Your task is to find every line of the data that holds the string "kind" and copy it.

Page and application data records
Segment Open
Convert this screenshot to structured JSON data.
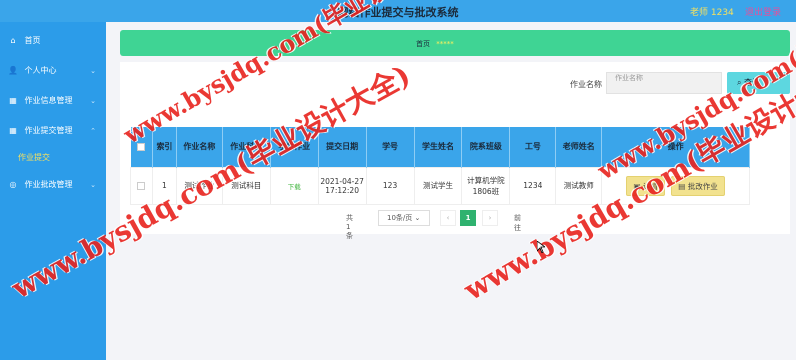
{
  "header": {
    "title": "网络作业提交与批改系统",
    "user": "老师 1234",
    "logout": "退出登录"
  },
  "sidebar": {
    "items": [
      {
        "label": "首页",
        "icon": "home-icon"
      },
      {
        "label": "个人中心",
        "icon": "user-icon"
      },
      {
        "label": "作业信息管理",
        "icon": "grid-icon"
      },
      {
        "label": "作业提交管理",
        "icon": "grid-icon"
      },
      {
        "label": "作业批改管理",
        "icon": "circle-icon"
      }
    ],
    "sub_item": "作业提交"
  },
  "breadcrumb": {
    "home": "首页",
    "stars": "*****"
  },
  "search": {
    "label": "作业名称",
    "placeholder": "作业名称",
    "button": "查询"
  },
  "table": {
    "headers": [
      "索引",
      "作业名称",
      "作业科目",
      "学生作业",
      "提交日期",
      "学号",
      "学生姓名",
      "院系班级",
      "工号",
      "老师姓名",
      "操作"
    ],
    "rows": [
      {
        "index": "1",
        "name": "测试作业",
        "subject": "测试科目",
        "homework": "下载",
        "date": "2021-04-27 17:12:20",
        "student_id": "123",
        "student_name": "测试学生",
        "class": "计算机学院1806班",
        "teacher_id": "1234",
        "teacher_name": "测试教师",
        "detail_btn": "详情",
        "grade_btn": "批改作业"
      }
    ]
  },
  "pager": {
    "total": "共 1 条",
    "size": "10条/页",
    "page": "1",
    "goto": "前往"
  },
  "watermarks": [
    "www.bysjdq.com(毕业设计大全)",
    "www.bysjdq.com(毕业设计大全)",
    "www.bysjdq.com(毕业设计大全)",
    "www.bysjdq.com(毕业设计大全)"
  ],
  "colors": {
    "topbar": "#3aa5ea",
    "sidebar": "#2c9ce9",
    "breadcrumb": "#3fd494",
    "watermark": "#e8231e"
  }
}
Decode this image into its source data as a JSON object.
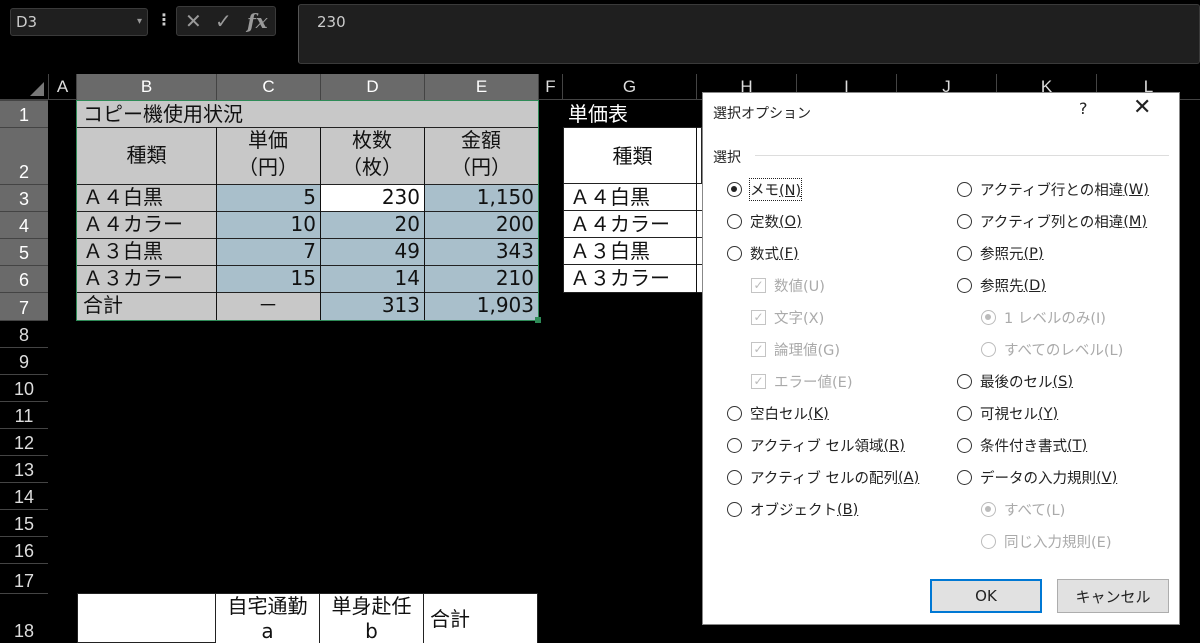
{
  "formula_bar": {
    "name_box": "D3",
    "formula_value": "230",
    "cancel_icon": "✕",
    "enter_icon": "✓",
    "fx_icon": "fx"
  },
  "column_headers": [
    "A",
    "B",
    "C",
    "D",
    "E",
    "F",
    "G",
    "H",
    "I",
    "J",
    "K",
    "L"
  ],
  "row_headers": [
    "1",
    "2",
    "3",
    "4",
    "5",
    "6",
    "7",
    "8",
    "9",
    "10",
    "11",
    "12",
    "13",
    "14",
    "15",
    "16",
    "17",
    "18"
  ],
  "sheet": {
    "table1_title": "コピー機使用状況",
    "headers": {
      "kind": "種類",
      "unit_price_1": "単価",
      "unit_price_2": "（円）",
      "sheets_1": "枚数",
      "sheets_2": "（枚）",
      "amount_1": "金額",
      "amount_2": "（円）"
    },
    "rows": [
      {
        "kind": "Ａ４白黒",
        "price": "5",
        "count": "230",
        "amount": "1,150"
      },
      {
        "kind": "Ａ４カラー",
        "price": "10",
        "count": "20",
        "amount": "200"
      },
      {
        "kind": "Ａ３白黒",
        "price": "7",
        "count": "49",
        "amount": "343"
      },
      {
        "kind": "Ａ３カラー",
        "price": "15",
        "count": "14",
        "amount": "210"
      }
    ],
    "total": {
      "kind": "合計",
      "price": "－",
      "count": "313",
      "amount": "1,903"
    },
    "table2_title": "単価表",
    "table2_header": "種類",
    "table2_rows": [
      "Ａ４白黒",
      "Ａ４カラー",
      "Ａ３白黒",
      "Ａ３カラー"
    ],
    "table3": {
      "col1_line1": "自宅通勤",
      "col1_line2": "a",
      "col2_line1": "単身赴任",
      "col2_line2": "b",
      "col3": "合計"
    }
  },
  "dialog": {
    "title": "選択オプション",
    "help": "?",
    "close": "✕",
    "section": "選択",
    "left_options": [
      {
        "label": "メモ",
        "key": "(N)",
        "state": "checked"
      },
      {
        "label": "定数",
        "key": "(O)",
        "state": "unchecked"
      },
      {
        "label": "数式",
        "key": "(F)",
        "state": "unchecked"
      },
      {
        "label": "数値(U)",
        "state": "disabled-checkbox"
      },
      {
        "label": "文字(X)",
        "state": "disabled-checkbox"
      },
      {
        "label": "論理値(G)",
        "state": "disabled-checkbox"
      },
      {
        "label": "エラー値(E)",
        "state": "disabled-checkbox"
      },
      {
        "label": "空白セル",
        "key": "(K)",
        "state": "unchecked"
      },
      {
        "label": "アクティブ セル領域",
        "key": "(R)",
        "state": "unchecked"
      },
      {
        "label": "アクティブ セルの配列",
        "key": "(A)",
        "state": "unchecked"
      },
      {
        "label": "オブジェクト",
        "key": "(B)",
        "state": "unchecked"
      }
    ],
    "right_options": [
      {
        "label": "アクティブ行との相違",
        "key": "(W)",
        "state": "unchecked"
      },
      {
        "label": "アクティブ列との相違",
        "key": "(M)",
        "state": "unchecked"
      },
      {
        "label": "参照元",
        "key": "(P)",
        "state": "unchecked"
      },
      {
        "label": "参照先",
        "key": "(D)",
        "state": "unchecked"
      },
      {
        "label": "1 レベルのみ(I)",
        "state": "disabled-checked"
      },
      {
        "label": "すべてのレベル(L)",
        "state": "disabled"
      },
      {
        "label": "最後のセル",
        "key": "(S)",
        "state": "unchecked"
      },
      {
        "label": "可視セル",
        "key": "(Y)",
        "state": "unchecked"
      },
      {
        "label": "条件付き書式",
        "key": "(T)",
        "state": "unchecked"
      },
      {
        "label": "データの入力規則",
        "key": "(V)",
        "state": "unchecked"
      },
      {
        "label": "すべて(L)",
        "state": "disabled-checked"
      },
      {
        "label": "同じ入力規則(E)",
        "state": "disabled"
      }
    ],
    "ok": "OK",
    "cancel": "キャンセル"
  }
}
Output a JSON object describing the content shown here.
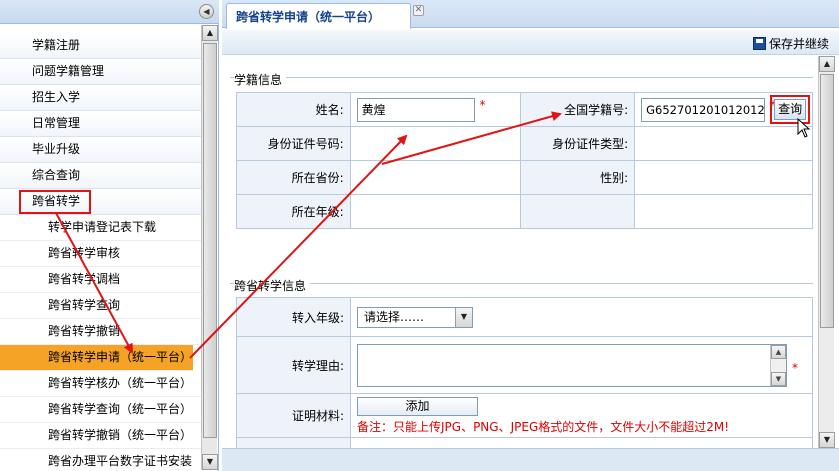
{
  "sidebar": {
    "collapse_icon": "double-chevron-left-icon",
    "items": [
      {
        "label": "学籍注册"
      },
      {
        "label": "问题学籍管理"
      },
      {
        "label": "招生入学"
      },
      {
        "label": "日常管理"
      },
      {
        "label": "毕业升级"
      },
      {
        "label": "综合查询"
      },
      {
        "label": "跨省转学"
      }
    ],
    "sub_items": [
      {
        "label": "转学申请登记表下载"
      },
      {
        "label": "跨省转学审核"
      },
      {
        "label": "跨省转学调档"
      },
      {
        "label": "跨省转学查询"
      },
      {
        "label": "跨省转学撤销"
      },
      {
        "label": "跨省转学申请（统一平台）"
      },
      {
        "label": "跨省转学核办（统一平台）"
      },
      {
        "label": "跨省转学查询（统一平台）"
      },
      {
        "label": "跨省转学撤销（统一平台）"
      },
      {
        "label": "跨省办理平台数字证书安装"
      }
    ]
  },
  "tab": {
    "title": "跨省转学申请（统一平台）",
    "close_icon": "close-icon"
  },
  "toolbar": {
    "save_label": "保存并继续",
    "save_icon": "floppy-disk-icon"
  },
  "section1": {
    "legend": "学籍信息",
    "name_label": "姓名:",
    "name_value": "黄煌",
    "national_id_label": "全国学籍号:",
    "national_id_value": "G652701201012012",
    "query_label": "查询",
    "id_no_label": "身份证件号码:",
    "id_type_label": "身份证件类型:",
    "province_label": "所在省份:",
    "gender_label": "性别:",
    "grade_label": "所在年级:"
  },
  "section2": {
    "legend": "跨省转学信息",
    "grade_label": "转入年级:",
    "grade_select": "请选择……",
    "reason_label": "转学理由:",
    "material_label": "证明材料:",
    "add_label": "添加",
    "note": "备注：只能上传JPG、PNG、JPEG格式的文件，文件大小不能超过2M!"
  },
  "required_mark": "*",
  "colors": {
    "annotation": "#e01414",
    "active_nav": "#f5a327",
    "header_text": "#15428b"
  }
}
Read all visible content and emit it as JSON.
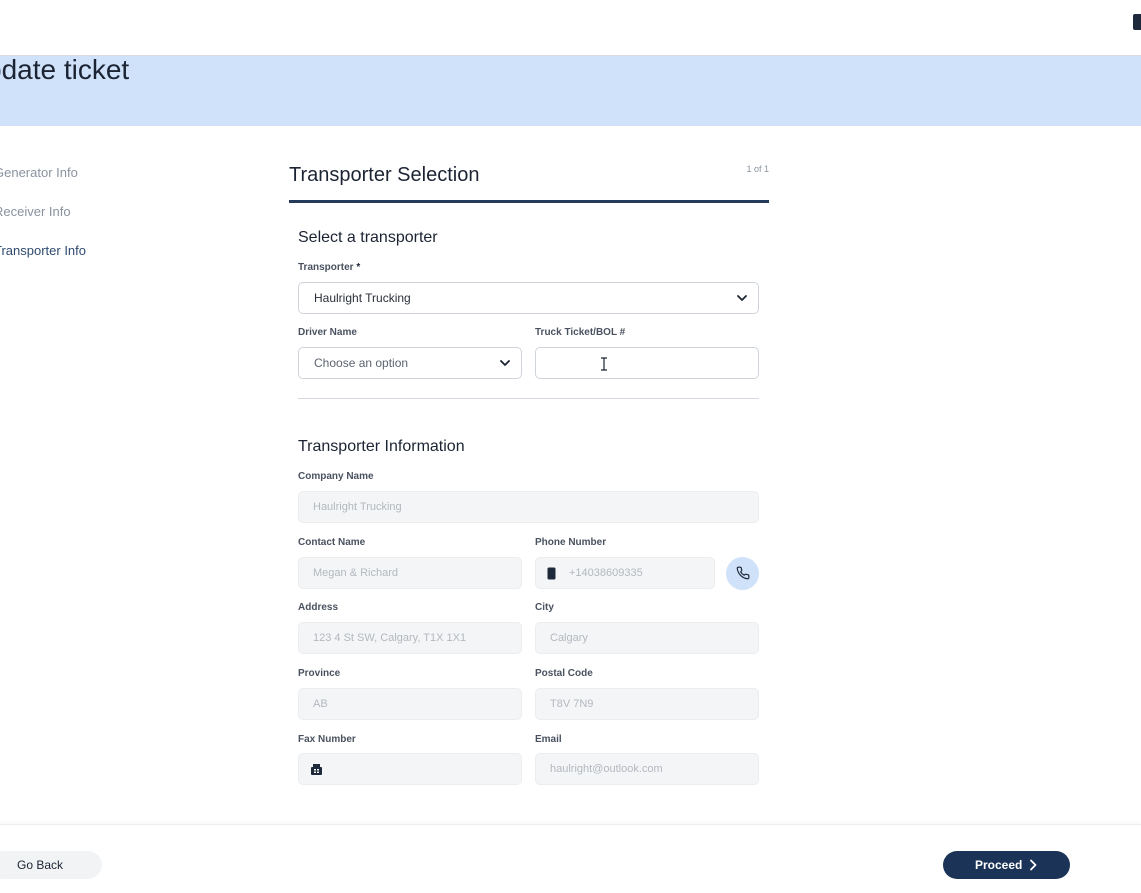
{
  "header": {
    "title": "pdate ticket"
  },
  "steps": [
    "Generator Info",
    "Receiver Info",
    "Transporter Info"
  ],
  "panel": {
    "title": "Transporter Selection",
    "page_count": "1 of 1"
  },
  "select_section": {
    "title": "Select a transporter",
    "transporter_label": "Transporter",
    "required_mark": "*",
    "transporter_value": "Haulright Trucking",
    "driver_label": "Driver Name",
    "driver_placeholder": "Choose an option",
    "ticket_label": "Truck Ticket/BOL #",
    "ticket_value": ""
  },
  "info_section": {
    "title": "Transporter Information",
    "company_label": "Company Name",
    "company_value": "Haulright Trucking",
    "contact_label": "Contact Name",
    "contact_value": "Megan & Richard",
    "phone_label": "Phone Number",
    "phone_value": "+14038609335",
    "address_label": "Address",
    "address_value": "123 4 St SW, Calgary, T1X 1X1",
    "city_label": "City",
    "city_value": "Calgary",
    "province_label": "Province",
    "province_value": "AB",
    "postal_label": "Postal Code",
    "postal_value": "T8V 7N9",
    "fax_label": "Fax Number",
    "fax_value": "",
    "email_label": "Email",
    "email_value": "haulright@outlook.com"
  },
  "footer": {
    "back_label": "Go Back",
    "proceed_label": "Proceed"
  },
  "colors": {
    "banner": "#cfe2fa",
    "primary": "#1b3357",
    "rule": "#243b5c"
  }
}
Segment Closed
> [ANSWER TO THIS TASK]
      "kind": "種類",
        "kind": "Ａ４白黒",
        "kind": "Ａ４カラー",
        "kind": "Ａ３白黒",
        "kind": "Ａ３カラー",
      "kind": "合計",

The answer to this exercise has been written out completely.